# Required work
Which of the lines in the data mention the string "JSON"? List them all.

# Records for processing
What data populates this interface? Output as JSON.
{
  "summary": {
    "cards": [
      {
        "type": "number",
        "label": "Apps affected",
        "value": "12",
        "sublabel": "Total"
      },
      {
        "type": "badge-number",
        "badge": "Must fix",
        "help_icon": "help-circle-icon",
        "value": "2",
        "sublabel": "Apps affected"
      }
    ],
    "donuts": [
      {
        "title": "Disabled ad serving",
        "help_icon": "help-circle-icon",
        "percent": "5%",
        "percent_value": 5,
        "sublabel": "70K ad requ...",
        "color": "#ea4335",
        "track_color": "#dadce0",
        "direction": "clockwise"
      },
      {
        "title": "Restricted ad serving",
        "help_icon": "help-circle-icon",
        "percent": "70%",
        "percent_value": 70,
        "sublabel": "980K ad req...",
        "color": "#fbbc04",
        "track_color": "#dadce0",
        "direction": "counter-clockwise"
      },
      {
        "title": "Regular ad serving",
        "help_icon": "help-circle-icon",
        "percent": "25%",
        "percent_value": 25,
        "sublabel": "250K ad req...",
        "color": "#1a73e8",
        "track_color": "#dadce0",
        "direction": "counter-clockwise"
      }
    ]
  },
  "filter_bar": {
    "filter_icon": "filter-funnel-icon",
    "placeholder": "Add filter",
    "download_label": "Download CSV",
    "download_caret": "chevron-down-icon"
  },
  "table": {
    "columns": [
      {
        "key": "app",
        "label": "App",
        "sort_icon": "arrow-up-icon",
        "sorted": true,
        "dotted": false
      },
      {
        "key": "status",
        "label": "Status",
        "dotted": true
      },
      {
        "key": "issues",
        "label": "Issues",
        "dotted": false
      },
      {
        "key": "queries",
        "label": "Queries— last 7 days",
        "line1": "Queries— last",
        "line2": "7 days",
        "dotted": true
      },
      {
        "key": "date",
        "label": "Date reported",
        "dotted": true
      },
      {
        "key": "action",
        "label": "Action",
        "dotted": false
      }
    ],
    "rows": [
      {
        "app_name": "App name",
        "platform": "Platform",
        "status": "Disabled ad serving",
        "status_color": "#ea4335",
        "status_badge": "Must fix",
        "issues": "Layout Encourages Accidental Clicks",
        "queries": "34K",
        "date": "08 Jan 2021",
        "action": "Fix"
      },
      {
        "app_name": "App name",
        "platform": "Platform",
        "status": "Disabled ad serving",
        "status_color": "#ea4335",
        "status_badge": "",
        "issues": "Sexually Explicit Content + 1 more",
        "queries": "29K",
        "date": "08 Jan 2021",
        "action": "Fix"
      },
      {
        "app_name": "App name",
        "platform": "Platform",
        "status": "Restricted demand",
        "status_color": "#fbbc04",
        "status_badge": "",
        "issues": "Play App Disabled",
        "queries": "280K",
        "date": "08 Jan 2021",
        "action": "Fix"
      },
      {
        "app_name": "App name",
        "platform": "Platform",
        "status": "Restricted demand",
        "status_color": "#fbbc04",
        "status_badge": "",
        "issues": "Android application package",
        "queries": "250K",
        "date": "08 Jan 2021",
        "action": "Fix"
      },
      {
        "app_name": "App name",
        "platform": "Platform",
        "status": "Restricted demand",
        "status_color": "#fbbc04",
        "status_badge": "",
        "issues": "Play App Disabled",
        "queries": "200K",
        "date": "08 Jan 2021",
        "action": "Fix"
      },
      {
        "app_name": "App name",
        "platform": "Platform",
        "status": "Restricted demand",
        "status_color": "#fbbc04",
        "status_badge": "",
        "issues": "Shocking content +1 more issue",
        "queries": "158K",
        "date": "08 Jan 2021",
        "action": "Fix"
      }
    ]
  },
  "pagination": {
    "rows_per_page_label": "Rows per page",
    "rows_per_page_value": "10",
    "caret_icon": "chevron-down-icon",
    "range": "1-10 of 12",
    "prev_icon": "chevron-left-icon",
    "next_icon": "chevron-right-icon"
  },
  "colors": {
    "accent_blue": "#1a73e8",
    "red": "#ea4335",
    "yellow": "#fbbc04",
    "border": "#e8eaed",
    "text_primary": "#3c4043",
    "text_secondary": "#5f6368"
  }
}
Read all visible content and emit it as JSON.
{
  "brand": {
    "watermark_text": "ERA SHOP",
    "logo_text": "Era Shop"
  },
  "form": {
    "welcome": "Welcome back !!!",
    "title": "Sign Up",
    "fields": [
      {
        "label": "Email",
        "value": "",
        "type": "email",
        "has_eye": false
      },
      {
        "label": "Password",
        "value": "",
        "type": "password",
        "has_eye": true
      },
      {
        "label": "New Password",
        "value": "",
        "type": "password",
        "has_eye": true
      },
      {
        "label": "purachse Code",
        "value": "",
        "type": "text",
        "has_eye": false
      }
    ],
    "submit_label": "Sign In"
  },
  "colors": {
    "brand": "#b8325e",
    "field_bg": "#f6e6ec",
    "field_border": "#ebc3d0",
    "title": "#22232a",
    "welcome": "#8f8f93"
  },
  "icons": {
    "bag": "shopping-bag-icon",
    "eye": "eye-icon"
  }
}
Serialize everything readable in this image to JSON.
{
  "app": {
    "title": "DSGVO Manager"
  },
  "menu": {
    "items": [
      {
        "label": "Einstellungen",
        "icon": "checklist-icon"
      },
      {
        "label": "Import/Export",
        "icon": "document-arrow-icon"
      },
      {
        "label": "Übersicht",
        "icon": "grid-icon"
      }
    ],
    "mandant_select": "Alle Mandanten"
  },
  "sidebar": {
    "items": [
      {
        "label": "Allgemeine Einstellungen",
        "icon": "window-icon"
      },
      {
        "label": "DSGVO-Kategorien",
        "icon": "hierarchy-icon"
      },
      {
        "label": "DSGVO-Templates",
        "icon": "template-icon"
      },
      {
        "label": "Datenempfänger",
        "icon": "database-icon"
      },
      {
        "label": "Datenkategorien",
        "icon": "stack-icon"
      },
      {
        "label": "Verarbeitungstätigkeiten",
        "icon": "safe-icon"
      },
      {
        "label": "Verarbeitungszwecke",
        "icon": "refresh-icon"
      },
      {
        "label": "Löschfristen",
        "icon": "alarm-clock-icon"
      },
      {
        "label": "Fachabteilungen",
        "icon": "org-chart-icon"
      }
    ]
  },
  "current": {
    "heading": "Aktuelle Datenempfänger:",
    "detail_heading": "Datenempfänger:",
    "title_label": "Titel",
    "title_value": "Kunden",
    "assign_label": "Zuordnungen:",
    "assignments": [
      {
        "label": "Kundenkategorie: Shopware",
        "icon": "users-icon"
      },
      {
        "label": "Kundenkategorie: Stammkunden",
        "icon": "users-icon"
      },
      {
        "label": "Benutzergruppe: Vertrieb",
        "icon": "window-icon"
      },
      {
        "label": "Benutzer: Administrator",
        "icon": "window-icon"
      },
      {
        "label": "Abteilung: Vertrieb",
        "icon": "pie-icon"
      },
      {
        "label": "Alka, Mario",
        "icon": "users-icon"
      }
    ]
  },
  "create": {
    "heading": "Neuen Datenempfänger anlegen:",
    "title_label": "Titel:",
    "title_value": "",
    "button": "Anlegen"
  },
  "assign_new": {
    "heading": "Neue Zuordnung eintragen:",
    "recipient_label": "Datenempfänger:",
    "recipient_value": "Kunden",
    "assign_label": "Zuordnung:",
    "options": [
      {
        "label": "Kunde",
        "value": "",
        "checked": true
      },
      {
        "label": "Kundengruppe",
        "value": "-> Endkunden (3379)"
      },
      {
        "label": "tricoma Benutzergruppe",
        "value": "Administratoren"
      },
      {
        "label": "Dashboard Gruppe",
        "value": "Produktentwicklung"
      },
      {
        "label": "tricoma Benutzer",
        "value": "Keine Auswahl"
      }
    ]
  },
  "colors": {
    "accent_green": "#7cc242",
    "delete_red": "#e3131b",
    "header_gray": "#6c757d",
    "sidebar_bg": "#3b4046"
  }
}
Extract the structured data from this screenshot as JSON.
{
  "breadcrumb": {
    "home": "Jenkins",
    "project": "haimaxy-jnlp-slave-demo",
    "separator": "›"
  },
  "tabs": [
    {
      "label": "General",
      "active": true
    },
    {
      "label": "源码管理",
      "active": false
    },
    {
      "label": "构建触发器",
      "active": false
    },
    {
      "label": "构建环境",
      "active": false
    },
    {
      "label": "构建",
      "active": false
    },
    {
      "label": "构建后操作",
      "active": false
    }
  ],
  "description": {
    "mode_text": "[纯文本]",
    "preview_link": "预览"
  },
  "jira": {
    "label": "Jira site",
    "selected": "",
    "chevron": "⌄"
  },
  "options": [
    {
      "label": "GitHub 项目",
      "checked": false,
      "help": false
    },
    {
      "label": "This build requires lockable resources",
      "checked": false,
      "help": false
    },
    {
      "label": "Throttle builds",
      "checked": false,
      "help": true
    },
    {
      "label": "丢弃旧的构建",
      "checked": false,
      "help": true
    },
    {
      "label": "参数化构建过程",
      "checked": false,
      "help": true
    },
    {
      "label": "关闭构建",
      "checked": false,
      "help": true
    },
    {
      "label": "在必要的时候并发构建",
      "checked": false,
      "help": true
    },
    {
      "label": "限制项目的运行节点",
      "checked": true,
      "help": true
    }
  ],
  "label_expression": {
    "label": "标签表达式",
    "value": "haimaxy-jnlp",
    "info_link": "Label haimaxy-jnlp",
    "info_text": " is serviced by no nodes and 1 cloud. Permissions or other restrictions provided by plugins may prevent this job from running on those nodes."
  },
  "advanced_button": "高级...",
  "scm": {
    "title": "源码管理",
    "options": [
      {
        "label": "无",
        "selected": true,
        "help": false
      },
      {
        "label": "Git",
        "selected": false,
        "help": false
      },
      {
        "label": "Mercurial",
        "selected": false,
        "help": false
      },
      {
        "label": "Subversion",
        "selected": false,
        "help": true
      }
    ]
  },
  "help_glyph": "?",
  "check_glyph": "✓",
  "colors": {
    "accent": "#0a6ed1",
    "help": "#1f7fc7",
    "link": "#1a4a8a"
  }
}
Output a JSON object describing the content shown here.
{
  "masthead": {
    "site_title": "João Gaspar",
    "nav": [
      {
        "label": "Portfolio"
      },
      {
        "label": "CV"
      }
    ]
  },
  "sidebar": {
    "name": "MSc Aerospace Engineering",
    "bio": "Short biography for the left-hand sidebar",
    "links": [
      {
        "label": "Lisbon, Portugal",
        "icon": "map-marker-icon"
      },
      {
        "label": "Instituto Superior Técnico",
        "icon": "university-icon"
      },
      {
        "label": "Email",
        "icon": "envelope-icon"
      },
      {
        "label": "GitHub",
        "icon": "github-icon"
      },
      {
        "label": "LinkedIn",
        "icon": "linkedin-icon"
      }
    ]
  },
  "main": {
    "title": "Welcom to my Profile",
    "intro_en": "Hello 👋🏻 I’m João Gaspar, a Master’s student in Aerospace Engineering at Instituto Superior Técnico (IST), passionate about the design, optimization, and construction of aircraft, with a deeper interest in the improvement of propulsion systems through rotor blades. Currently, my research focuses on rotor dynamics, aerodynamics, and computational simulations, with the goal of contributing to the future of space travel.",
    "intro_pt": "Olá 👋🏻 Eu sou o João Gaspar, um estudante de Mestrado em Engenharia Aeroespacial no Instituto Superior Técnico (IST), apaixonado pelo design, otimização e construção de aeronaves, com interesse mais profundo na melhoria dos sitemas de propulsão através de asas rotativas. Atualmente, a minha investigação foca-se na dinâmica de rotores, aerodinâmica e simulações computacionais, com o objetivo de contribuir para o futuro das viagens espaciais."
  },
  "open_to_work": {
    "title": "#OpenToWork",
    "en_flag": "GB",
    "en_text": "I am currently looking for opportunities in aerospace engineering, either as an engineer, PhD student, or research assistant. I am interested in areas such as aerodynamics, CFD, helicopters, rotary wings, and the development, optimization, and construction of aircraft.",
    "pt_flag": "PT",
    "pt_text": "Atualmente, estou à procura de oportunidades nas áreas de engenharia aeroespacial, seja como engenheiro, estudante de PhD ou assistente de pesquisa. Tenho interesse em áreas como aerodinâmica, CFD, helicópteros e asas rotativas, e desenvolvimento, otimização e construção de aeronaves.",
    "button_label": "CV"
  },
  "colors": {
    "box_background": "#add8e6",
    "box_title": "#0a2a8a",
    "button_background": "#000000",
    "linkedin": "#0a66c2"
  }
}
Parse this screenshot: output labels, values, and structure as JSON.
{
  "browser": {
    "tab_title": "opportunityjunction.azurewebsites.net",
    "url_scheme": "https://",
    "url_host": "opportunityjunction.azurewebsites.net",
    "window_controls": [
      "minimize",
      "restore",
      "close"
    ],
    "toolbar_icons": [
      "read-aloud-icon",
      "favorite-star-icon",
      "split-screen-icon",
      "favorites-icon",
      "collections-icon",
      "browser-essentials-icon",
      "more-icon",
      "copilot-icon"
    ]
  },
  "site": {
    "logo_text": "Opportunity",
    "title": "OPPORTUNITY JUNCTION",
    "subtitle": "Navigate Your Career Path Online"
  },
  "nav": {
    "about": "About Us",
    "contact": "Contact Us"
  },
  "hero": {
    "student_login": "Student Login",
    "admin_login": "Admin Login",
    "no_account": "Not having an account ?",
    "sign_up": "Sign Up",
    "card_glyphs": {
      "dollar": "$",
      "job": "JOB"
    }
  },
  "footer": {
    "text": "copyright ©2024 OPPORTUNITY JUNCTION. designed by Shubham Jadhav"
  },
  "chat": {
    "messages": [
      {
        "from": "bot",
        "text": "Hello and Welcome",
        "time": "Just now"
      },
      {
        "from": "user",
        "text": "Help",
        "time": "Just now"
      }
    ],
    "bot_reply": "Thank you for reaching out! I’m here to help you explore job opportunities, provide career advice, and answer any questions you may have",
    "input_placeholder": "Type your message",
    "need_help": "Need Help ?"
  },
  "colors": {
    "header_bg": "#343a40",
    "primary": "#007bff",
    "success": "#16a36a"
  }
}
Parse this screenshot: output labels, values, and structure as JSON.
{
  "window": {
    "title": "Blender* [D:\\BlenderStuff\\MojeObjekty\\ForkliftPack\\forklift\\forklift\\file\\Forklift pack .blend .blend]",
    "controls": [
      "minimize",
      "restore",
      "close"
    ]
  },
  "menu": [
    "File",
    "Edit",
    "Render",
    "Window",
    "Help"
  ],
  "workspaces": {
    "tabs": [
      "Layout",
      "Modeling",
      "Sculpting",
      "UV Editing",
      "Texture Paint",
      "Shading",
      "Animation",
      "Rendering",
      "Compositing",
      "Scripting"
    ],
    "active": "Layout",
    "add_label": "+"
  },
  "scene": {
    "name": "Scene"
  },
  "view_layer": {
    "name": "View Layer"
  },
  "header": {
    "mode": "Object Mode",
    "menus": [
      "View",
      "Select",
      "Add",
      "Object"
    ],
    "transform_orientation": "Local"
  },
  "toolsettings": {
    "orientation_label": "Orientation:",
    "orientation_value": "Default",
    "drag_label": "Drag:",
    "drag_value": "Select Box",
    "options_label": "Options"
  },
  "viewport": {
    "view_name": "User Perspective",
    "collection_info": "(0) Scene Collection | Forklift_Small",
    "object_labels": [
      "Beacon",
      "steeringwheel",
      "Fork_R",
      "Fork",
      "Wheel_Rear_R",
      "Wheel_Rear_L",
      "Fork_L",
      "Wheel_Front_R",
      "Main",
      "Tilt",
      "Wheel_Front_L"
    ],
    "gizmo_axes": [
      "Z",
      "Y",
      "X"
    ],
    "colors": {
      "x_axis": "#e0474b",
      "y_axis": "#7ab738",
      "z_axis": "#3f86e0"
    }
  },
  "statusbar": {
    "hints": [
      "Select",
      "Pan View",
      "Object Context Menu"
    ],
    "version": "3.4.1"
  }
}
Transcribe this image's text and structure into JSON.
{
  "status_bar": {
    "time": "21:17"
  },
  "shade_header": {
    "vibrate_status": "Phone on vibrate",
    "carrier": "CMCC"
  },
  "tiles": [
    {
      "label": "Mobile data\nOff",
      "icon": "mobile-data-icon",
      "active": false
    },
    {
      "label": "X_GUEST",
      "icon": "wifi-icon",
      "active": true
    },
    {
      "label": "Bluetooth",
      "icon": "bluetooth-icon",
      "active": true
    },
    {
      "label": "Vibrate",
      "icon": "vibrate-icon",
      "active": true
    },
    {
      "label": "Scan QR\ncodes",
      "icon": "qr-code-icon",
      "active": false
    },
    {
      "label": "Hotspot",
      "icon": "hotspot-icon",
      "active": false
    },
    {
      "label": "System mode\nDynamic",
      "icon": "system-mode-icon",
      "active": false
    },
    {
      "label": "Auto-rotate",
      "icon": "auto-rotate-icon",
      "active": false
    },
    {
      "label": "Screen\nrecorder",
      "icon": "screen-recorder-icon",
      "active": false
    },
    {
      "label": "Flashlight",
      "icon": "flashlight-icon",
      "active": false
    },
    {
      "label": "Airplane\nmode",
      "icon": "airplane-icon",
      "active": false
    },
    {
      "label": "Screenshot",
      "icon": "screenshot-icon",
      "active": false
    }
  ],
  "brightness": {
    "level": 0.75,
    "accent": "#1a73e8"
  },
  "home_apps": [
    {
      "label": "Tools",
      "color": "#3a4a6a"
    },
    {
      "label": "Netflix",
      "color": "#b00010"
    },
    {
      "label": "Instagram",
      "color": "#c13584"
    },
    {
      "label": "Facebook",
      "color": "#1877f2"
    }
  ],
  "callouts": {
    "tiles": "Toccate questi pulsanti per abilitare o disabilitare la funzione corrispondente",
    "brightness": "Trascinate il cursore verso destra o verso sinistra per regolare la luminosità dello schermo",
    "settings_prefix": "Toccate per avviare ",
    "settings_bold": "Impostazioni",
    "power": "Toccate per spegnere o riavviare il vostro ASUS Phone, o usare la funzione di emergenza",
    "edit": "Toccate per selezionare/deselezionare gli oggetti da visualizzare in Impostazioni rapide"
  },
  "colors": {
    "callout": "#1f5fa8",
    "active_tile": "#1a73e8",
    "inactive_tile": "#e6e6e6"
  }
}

# Exercise output
What data populates this interface? Output as JSON.
Read all visible content and emit it as JSON.
Serialize everything readable in this image to JSON.
Extract the structured data from this screenshot as JSON.
Output a JSON object describing the content shown here.
Parse this screenshot: output labels, values, and structure as JSON.
Parse this screenshot: output labels, values, and structure as JSON.
Transcribe this image's text and structure into JSON.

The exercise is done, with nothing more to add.